- [WHAT IS EXPECTED]: When the word "shop" shows up in a line of the records below, copy that line.
======== INPUT DATA ========
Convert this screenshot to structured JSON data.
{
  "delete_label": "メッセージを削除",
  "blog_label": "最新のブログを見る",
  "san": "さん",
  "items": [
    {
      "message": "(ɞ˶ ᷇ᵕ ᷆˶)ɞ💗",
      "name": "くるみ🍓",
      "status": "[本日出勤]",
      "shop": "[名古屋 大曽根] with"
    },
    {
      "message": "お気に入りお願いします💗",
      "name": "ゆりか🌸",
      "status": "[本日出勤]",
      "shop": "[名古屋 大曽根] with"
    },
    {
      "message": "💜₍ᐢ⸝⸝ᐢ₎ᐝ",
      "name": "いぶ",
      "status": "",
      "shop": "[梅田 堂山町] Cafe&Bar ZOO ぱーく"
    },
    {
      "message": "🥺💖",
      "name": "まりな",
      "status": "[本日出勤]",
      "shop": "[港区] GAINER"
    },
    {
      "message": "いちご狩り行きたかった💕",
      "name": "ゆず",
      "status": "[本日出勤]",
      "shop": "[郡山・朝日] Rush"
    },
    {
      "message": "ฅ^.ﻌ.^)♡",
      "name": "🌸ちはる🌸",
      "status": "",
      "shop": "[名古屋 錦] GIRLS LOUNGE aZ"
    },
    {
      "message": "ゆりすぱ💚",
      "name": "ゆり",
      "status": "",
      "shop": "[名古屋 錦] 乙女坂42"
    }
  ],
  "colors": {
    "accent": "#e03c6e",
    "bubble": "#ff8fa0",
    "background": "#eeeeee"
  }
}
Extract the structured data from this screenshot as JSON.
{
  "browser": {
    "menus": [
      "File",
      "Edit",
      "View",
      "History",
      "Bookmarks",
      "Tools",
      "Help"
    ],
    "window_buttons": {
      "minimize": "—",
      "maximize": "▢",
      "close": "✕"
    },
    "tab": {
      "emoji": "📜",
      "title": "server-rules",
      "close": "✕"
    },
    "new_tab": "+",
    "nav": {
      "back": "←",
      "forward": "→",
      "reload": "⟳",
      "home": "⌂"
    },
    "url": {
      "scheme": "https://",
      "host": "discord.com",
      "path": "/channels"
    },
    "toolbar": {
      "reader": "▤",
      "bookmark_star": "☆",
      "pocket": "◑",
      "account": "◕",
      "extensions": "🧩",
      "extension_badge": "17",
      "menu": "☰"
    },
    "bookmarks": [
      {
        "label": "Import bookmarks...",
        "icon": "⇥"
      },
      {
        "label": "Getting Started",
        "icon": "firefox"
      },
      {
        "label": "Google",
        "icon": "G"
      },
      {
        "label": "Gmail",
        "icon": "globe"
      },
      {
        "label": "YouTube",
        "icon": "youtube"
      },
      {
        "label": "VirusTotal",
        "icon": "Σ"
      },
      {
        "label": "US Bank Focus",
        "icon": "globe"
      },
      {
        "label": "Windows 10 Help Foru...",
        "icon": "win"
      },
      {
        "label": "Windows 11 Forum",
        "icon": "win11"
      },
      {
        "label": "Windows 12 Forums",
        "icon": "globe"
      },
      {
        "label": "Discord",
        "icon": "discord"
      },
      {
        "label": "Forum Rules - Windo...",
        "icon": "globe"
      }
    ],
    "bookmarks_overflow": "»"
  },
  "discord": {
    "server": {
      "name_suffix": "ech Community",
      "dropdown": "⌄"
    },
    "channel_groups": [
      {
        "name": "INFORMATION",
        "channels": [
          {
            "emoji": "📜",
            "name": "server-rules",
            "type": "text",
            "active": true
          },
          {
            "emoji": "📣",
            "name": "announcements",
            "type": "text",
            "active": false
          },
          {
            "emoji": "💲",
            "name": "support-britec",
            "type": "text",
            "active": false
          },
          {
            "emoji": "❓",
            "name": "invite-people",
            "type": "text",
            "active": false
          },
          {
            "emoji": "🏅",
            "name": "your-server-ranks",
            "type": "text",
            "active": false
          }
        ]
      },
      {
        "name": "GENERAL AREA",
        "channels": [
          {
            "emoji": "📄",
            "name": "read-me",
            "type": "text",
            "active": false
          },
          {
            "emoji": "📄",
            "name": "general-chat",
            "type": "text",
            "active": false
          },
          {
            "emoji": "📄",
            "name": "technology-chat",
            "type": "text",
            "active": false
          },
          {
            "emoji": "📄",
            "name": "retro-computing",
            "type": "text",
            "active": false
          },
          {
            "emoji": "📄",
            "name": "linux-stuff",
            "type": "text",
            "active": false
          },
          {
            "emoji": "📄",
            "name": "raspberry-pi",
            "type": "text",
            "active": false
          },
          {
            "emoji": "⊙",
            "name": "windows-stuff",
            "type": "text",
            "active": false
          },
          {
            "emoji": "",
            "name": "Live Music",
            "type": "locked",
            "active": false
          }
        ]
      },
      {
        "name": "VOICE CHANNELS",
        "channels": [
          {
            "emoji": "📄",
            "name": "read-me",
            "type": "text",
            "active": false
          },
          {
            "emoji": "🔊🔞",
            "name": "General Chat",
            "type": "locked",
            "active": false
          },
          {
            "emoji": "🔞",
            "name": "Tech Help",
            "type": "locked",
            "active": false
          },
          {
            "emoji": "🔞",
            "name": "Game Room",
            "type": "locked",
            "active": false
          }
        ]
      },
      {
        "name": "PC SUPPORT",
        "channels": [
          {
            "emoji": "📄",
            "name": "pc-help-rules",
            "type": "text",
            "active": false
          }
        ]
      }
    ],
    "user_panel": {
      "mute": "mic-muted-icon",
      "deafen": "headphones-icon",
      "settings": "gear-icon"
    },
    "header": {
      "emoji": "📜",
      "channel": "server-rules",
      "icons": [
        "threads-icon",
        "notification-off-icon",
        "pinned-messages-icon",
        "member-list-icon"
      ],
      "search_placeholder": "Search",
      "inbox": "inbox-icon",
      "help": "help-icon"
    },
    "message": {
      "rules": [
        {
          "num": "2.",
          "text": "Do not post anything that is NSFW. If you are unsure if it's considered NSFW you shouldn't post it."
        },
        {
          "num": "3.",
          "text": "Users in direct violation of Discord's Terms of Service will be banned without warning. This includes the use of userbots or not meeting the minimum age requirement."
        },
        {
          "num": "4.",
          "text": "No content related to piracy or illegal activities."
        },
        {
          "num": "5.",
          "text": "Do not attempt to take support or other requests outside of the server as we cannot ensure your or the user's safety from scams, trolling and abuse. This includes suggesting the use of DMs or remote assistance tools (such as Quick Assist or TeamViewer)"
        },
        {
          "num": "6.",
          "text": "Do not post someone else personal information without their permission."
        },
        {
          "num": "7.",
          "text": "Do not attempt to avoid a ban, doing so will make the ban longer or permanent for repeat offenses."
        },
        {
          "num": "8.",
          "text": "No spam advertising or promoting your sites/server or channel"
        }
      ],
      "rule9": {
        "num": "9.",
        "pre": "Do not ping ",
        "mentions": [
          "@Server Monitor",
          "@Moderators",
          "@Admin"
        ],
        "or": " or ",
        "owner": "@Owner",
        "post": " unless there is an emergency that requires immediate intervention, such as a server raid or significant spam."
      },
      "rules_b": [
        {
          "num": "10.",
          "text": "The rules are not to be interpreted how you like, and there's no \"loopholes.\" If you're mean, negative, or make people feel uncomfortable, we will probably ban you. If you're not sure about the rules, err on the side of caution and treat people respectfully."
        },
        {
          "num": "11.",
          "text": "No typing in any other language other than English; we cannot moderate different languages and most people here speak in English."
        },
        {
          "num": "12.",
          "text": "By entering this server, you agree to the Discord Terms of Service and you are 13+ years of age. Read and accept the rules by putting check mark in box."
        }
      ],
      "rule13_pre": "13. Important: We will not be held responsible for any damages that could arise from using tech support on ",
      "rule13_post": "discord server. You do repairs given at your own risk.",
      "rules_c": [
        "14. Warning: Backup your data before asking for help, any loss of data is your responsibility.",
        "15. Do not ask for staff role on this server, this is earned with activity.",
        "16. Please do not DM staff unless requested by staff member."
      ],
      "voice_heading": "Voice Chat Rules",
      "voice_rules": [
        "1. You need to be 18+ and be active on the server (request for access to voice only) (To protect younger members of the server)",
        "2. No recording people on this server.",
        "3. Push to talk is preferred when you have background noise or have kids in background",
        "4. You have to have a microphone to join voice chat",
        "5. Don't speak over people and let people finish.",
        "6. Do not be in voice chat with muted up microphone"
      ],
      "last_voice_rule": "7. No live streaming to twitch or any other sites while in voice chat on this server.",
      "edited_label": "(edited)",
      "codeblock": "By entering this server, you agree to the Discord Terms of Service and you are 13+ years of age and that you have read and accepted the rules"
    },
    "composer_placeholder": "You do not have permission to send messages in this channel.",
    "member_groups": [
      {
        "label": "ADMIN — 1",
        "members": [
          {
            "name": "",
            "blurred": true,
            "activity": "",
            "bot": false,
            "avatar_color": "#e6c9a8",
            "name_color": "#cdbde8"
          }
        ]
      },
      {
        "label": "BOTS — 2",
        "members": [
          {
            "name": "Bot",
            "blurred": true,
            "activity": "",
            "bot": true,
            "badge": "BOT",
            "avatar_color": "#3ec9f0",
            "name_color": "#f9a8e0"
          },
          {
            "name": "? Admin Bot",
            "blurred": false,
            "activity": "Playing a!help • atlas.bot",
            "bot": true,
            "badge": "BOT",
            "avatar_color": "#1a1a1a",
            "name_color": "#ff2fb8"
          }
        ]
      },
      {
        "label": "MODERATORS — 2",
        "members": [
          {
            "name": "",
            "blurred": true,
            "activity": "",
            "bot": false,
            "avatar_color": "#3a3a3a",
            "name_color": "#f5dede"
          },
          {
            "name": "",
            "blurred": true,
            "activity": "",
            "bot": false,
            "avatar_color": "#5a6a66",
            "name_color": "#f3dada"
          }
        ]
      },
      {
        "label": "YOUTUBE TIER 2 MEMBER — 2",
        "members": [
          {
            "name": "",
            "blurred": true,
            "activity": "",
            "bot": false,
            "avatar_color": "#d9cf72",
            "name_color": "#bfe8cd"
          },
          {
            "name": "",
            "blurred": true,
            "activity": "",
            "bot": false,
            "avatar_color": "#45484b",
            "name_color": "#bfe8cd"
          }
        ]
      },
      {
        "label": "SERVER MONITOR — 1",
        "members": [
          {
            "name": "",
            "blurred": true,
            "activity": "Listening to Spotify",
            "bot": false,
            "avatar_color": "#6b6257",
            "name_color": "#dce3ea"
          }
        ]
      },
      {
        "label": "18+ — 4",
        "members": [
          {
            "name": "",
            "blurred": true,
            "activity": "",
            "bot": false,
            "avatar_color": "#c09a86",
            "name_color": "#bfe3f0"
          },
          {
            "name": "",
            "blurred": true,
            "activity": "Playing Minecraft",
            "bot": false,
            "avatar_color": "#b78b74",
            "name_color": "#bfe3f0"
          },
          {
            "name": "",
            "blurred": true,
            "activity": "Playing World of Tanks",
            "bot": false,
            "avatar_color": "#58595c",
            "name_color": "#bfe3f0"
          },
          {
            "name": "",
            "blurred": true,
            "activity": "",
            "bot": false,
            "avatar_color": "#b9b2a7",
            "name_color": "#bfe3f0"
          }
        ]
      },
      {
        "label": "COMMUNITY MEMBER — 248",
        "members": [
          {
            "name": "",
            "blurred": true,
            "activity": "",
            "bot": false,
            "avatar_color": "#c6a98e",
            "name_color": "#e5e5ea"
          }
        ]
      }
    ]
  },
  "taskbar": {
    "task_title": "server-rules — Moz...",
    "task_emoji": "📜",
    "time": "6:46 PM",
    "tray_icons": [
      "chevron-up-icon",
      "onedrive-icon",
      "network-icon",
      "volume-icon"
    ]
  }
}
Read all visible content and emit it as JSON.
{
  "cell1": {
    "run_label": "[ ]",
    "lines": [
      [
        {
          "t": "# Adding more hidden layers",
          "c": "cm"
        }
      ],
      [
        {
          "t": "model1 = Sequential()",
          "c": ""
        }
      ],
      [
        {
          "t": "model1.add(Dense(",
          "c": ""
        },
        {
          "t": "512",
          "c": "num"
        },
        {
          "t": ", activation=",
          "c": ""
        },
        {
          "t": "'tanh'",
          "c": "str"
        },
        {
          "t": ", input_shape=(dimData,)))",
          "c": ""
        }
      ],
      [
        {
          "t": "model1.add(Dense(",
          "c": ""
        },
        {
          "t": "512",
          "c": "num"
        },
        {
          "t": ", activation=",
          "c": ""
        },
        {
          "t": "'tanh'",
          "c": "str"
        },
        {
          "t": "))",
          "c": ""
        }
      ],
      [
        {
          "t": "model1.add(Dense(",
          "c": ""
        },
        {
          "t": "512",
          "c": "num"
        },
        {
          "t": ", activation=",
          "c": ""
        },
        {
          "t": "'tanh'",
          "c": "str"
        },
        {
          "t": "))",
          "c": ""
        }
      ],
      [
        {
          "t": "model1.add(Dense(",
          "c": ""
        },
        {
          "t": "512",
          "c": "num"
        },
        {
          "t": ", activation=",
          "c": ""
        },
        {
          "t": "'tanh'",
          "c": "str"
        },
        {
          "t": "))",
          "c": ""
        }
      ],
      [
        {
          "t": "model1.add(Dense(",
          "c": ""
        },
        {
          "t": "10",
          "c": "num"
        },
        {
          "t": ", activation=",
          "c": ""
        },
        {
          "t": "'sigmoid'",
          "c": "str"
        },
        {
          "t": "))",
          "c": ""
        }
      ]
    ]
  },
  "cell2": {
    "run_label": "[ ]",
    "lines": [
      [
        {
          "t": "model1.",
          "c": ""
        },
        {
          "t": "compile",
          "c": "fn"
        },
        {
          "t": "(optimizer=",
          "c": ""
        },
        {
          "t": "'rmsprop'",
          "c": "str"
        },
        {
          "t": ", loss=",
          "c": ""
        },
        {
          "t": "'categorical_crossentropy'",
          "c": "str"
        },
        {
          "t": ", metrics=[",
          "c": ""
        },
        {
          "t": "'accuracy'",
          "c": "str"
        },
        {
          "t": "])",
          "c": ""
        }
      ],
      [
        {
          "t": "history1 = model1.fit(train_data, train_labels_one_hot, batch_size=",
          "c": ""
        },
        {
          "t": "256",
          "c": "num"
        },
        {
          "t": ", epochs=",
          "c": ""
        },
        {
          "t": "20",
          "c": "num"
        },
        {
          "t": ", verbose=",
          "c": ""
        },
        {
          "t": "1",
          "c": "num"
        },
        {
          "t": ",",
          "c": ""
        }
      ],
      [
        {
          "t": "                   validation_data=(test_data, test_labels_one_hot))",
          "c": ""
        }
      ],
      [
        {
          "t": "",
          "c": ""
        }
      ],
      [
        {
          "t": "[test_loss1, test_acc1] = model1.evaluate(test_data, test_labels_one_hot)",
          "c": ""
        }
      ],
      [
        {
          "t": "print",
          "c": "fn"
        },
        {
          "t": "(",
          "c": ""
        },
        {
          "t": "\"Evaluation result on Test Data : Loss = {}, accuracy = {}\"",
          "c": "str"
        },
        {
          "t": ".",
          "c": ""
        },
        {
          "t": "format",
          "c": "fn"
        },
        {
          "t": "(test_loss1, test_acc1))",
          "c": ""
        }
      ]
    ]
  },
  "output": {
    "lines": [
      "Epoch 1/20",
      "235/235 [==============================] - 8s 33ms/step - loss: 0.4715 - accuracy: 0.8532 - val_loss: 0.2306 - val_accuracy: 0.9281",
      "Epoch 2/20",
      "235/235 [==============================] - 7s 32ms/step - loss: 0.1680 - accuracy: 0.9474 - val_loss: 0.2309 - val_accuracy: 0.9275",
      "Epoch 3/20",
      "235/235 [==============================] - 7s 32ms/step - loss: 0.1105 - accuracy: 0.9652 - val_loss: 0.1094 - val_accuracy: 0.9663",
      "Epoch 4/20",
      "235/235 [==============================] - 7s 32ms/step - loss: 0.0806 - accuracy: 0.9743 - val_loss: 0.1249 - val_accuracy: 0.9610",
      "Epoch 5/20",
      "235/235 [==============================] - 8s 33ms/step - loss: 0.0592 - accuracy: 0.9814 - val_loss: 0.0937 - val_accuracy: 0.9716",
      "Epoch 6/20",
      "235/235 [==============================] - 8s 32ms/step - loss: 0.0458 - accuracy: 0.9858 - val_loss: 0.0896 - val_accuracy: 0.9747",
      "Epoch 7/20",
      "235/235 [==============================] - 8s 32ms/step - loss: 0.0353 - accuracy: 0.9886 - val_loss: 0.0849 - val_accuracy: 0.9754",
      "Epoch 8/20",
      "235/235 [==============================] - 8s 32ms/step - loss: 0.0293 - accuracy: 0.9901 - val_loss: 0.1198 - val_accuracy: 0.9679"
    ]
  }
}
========
- [FINISHED TASK]:
      "shop": "[名古屋 大曽根] with"
      "shop": "[名古屋 大曽根] with"
      "shop": "[梅田 堂山町] Cafe&Bar ZOO ぱーく"
      "shop": "[港区] GAINER"
      "shop": "[郡山・朝日] Rush"
      "shop": "[名古屋 錦] GIRLS LOUNGE aZ"
      "shop": "[名古屋 錦] 乙女坂42"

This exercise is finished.